To the CDC: My non-therapeutic circumcision as an infant was mutilation. My parents had no legitimate authority to request it. The doctor had no legitimate authority to perform it. I do not value circumcision for me. I never will, no matter how much your unethical experts tell me I should. I have never and will never need any HIV risk reduction because I do not engage in unsafe sex. Should I encounter any of the other medical maladies discussed in relation to circumcision, I will prefer the least-invasive effective treatment available. I believe in evidence-based medicine, particularly the simple-to-understand truth that healthy genitals are evidence that no surgical intervention is ethical on a child. Not even on the genitals of American boys.

¹ It is also why appeals to the authority of an organization like the AAP are unwise. They may present a (barely) acceptable tone today, but tomorrow is always a new day to be irration

Training To Do As We’re Told

I haven’t blogged nearly enough recently, or in the last year. Blah, blah, blah. The only reason I’m raising that point is because today’s the 6th anniversary of Rolling Doughnut. I’ll only remark in jest that I should wipe one of those years off, given the breaks I’ve taken recently. But that’s not fair to myself since I’ve still managed nearly 200 entries in the last year. I just need to be more consistent.

That’s a meta way to advance to today’s story, which is strangely related to my post marking last year’s anniversary. Last August 16th, you’ll remember, I had an adventure with TSA and an experimental, voluntary search that I refused because I could.

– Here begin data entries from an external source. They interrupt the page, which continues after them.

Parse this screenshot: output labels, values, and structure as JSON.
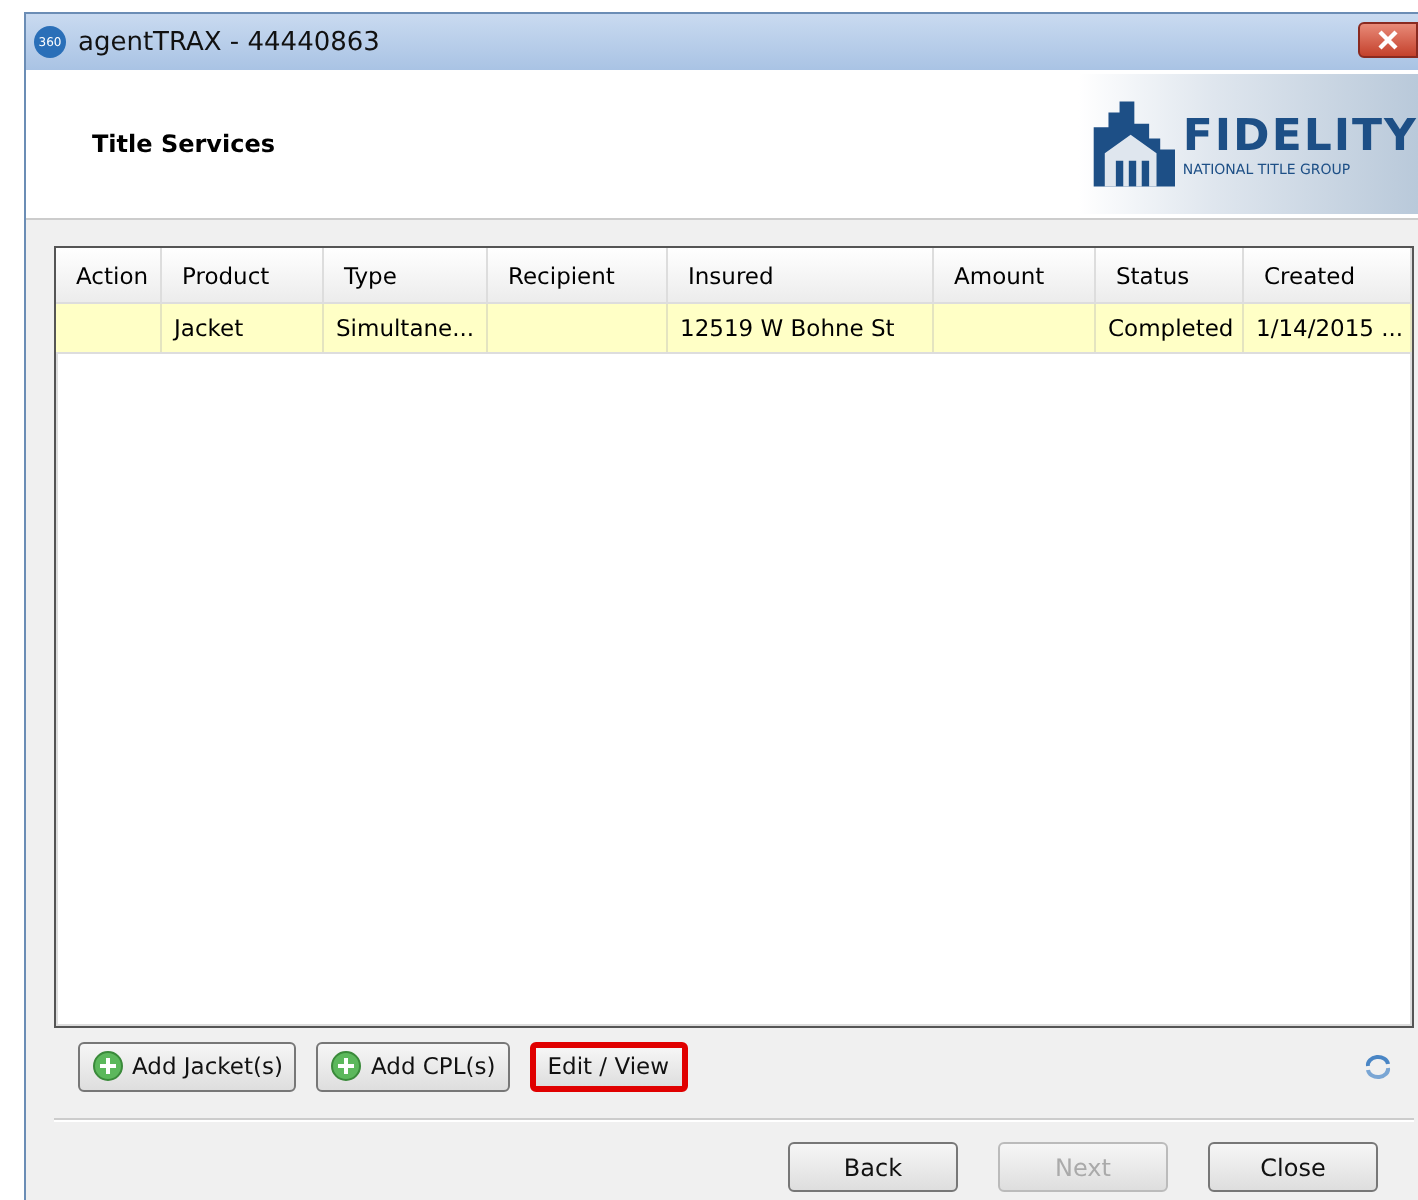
{
  "window": {
    "title": "agentTRAX - 44440863",
    "app_badge": "360"
  },
  "header": {
    "title": "Title Services",
    "logo": {
      "name": "FIDELITY",
      "tagline": "NATIONAL TITLE GROUP"
    }
  },
  "table": {
    "columns": [
      "Action",
      "Product",
      "Type",
      "Recipient",
      "Insured",
      "Amount",
      "Status",
      "Created"
    ],
    "rows": [
      {
        "selected": true,
        "cells": [
          "",
          "Jacket",
          "Simultane...",
          "",
          "12519 W Bohne St",
          "",
          "Completed",
          "1/14/2015 ..."
        ]
      }
    ]
  },
  "actions": [
    {
      "label": "Add Jacket(s)",
      "kind": "add",
      "highlighted": false
    },
    {
      "label": "Add CPL(s)",
      "kind": "add",
      "highlighted": false
    },
    {
      "label": "Edit / View",
      "kind": "plain",
      "highlighted": true
    }
  ],
  "nav_buttons": [
    {
      "label": "Back",
      "disabled": false
    },
    {
      "label": "Next",
      "disabled": true
    },
    {
      "label": "Close",
      "disabled": false
    }
  ]
}
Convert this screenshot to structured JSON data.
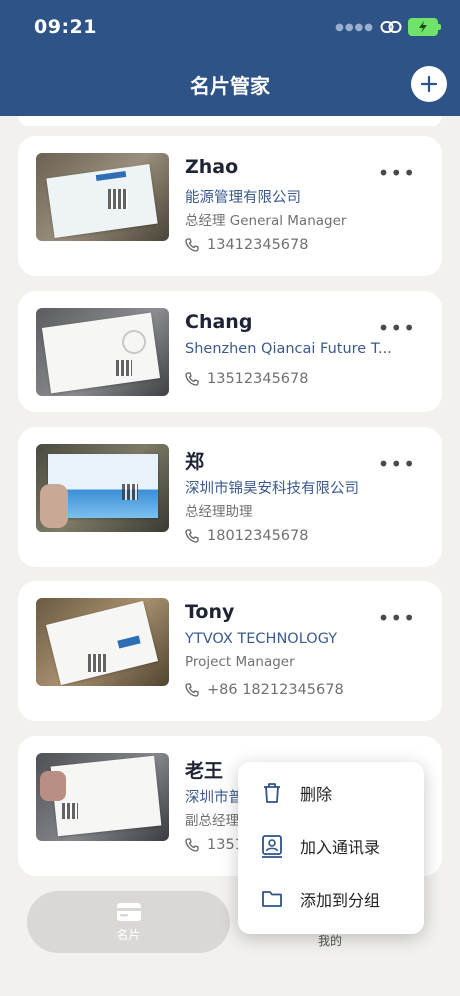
{
  "status_bar": {
    "time": "09:21"
  },
  "header": {
    "title": "名片管家"
  },
  "contacts": [
    {
      "name": "Zhao",
      "company": "能源管理有限公司",
      "title": "总经理 General Manager",
      "phone": "13412345678"
    },
    {
      "name": "Chang",
      "company": "Shenzhen Qiancai Future T...",
      "phone": "13512345678"
    },
    {
      "name": "郑",
      "company": "深圳市锦昊安科技有限公司",
      "title": "总经理助理",
      "phone": "18012345678"
    },
    {
      "name": "Tony",
      "company": "YTVOX TECHNOLOGY",
      "title": "Project Manager",
      "phone": "+86 18212345678"
    },
    {
      "name": "老王",
      "company": "深圳市普",
      "title": "副总经理",
      "phone": "1351"
    }
  ],
  "context_menu": {
    "items": [
      {
        "label": "删除",
        "icon": "trash-icon"
      },
      {
        "label": "加入通讯录",
        "icon": "contact-book-icon"
      },
      {
        "label": "添加到分组",
        "icon": "folder-icon"
      }
    ]
  },
  "tabs": [
    {
      "label": "名片",
      "icon": "card-icon",
      "active": true
    },
    {
      "label": "我的",
      "active": false
    }
  ],
  "colors": {
    "header": "#2e5387",
    "accent_text": "#3a5a8c",
    "background": "#f2f1ee"
  }
}
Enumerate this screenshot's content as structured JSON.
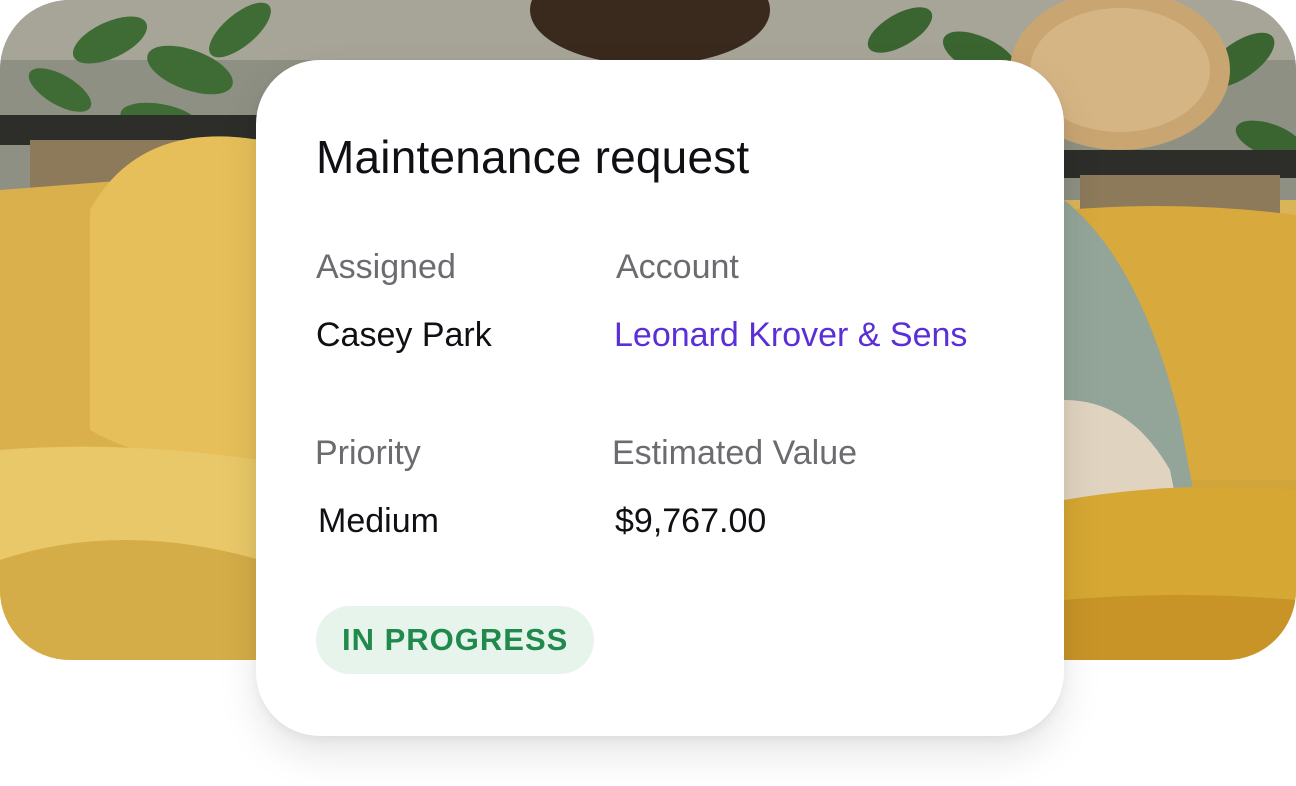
{
  "card": {
    "title": "Maintenance request",
    "fields": [
      {
        "label": "Assigned",
        "value": "Casey Park"
      },
      {
        "label": "Account",
        "value": "Leonard Krover & Sens"
      },
      {
        "label": "Priority",
        "value": "Medium"
      },
      {
        "label": "Estimated Value",
        "value": "$9,767.00"
      }
    ],
    "status": "IN PROGRESS"
  },
  "colors": {
    "link": "#5b2fd6",
    "status_bg": "#e6f4ec",
    "status_text": "#1f8a4c",
    "sofa": "#d7ac42"
  },
  "background": {
    "scene": "person-on-yellow-sofa-photo"
  }
}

They didn’t like that, not that it surprised me. But it made the point that we’re becoming a more complacent society, that we’ve agreed to stop valuing liberty when it comes to being searched. The appearance of safety is enough for most.

Today, I purchased Madden 10 at Best Buy. This should be a simple process. Instead, it involved asking for it at the register, the cashier charging me for it, me paying, the cashier giving the game to the security person at the door, and me showing my receipt to the security person. This is two¹ steps too many.

I stated my displeasure to the security person. I’ve done this before, so I knew I’d get the same explanation. Best Buy (or any store) can explain that it’s to guarantee the customer gets what he paid for, which is nonsense. Even if that’s true, my perception is that the store doesn’t trust its customers. At best it suggests they don’t trust their cashiers. If that’s the case, they should spend the time they’re wasting with me on training or different oversight.

When I told the security person all of this, he tried to deflect by saying that many stores are doing this. True, and I don’t have to shop at them or Best Buy. To this he responded: “It’s just like you have to stand in line for security at the airport.”

Buying Madden for the Xbox 360 is not like boarding an airplane. Entertaining the notion that it is demonstrates the extent to which we’ve accepted every intrusion, no matter how stupid, inefficient, and unproductive. When a business says “Line up,” we can so “no” by requesting a refund. I didn’t today, but I have in the past. I’m sure I will in the future. But that’s a low cost process. I can always go to Game Stop or Target to buy Madden. If we won’t challenge those without guns, we should expect no better treatment from those with guns.

So, yeah, I’m still here.

¹ Three, really, but I’ll skip the idiocy of the first step.